The core of the BiSciCol expedition is the foundation relational predicates, which are identified below.
Term Name: The name by which the latest version of the term is commonly known.
Identifier: The unique identifier for the latest version of the term.
Definition: A description of the nature of the content of the term.
Example: Examples on how these can be used.
Graph Properties: The core properties that will determine how the graph will work.
Definition: Physical material that is substantially derived from other physical material. See the Relations Ontology site for more information.
Type of Term Property
Example: Tissue derived from a Specimen.

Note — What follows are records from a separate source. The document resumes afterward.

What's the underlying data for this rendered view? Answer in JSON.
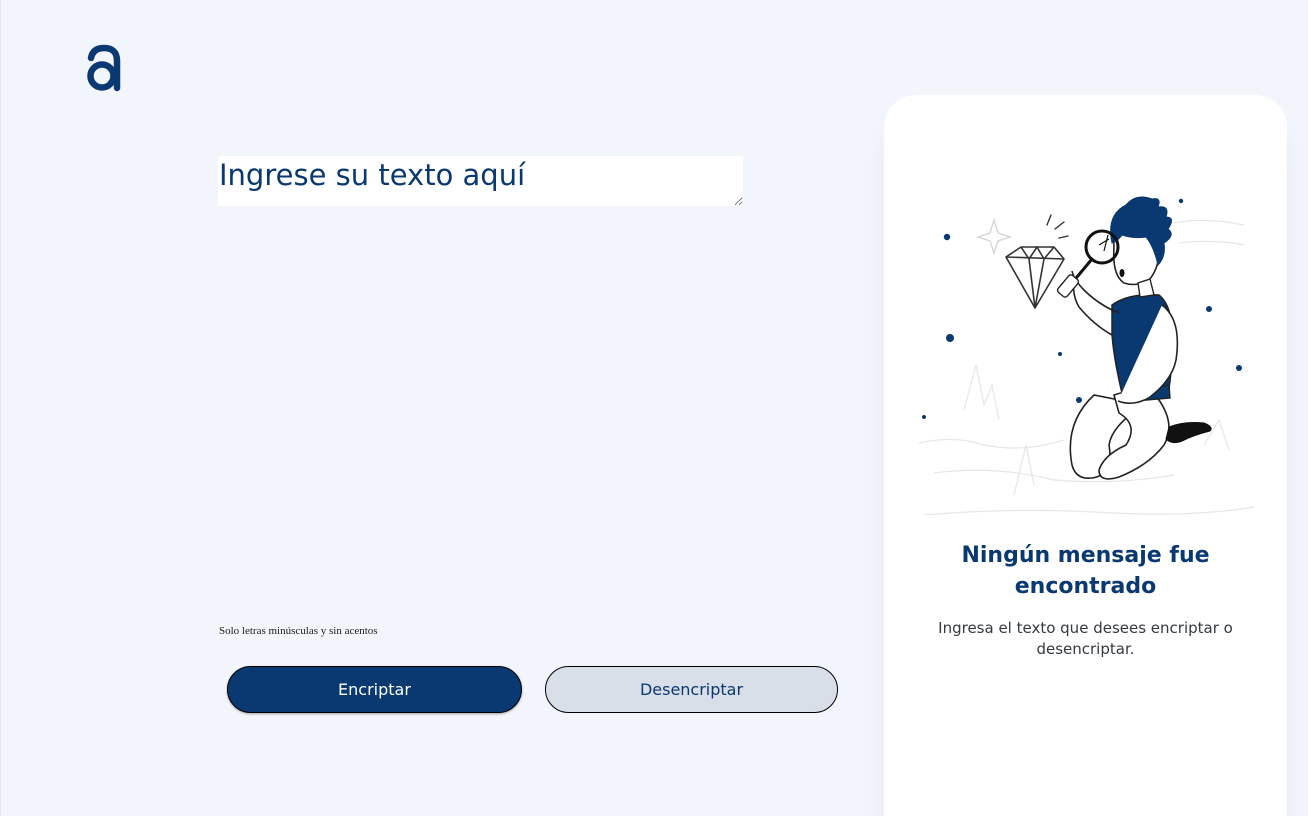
{
  "brand": {
    "logo_letter": "a",
    "accent_color": "#0a3871"
  },
  "input": {
    "placeholder": "Ingrese su texto aquí",
    "value": ""
  },
  "hint": {
    "text": "Solo letras minúsculas y sin acentos"
  },
  "buttons": {
    "encrypt_label": "Encriptar",
    "decrypt_label": "Desencriptar"
  },
  "result": {
    "title": "Ningún mensaje fue encontrado",
    "message": "Ingresa el texto que desees encriptar o desencriptar.",
    "illustration_icon": "person-with-magnifying-glass-and-diamond"
  }
}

Graph Properties: Directed; Transitive
Definition: An entity whose existence depends on another entity.
Type of Term Property
Example: Specimen depends on a collecting event (or, Collecting is the source of a Specimen)
Graph Properties: Directed; Non-Transitive
Definition: Two instances that are understood to be the same thing
Type of Term Property
Example: ID1 and ID2 both refer to specimenX
Graph Properties: Symmetric; Transitive
Definition: An entity whose existence does not solely depend on another entity
Type of Term Property
Examples: Agent (Person) related to Agent (Institution). Event related to Feature.
Graph Properties: Symmetric; Non-Transitive
Definition: Describes whether a specific identifier has the ability to resolve or mediate a suffix appended onto the end of the identifier itself. The root of the identifier is registered with an identifier service, while the suffix typically is not registered, but is "passed through" to a resolution target or mediation service that uses the group level identifier's metadata as a proxy for its own.
Type of Term Property
Examples: ark:/21547/R2_MBIO56 is an example of an identifier with the suffixPassthrough feature enabled. The root or group of the identifier is "ark:/21547/R2" while the suffix is "MBIO56". ark:/21547/R2 is registered with EZID while ark:/21547/R2_MBIO56 is not registered, but still recognized.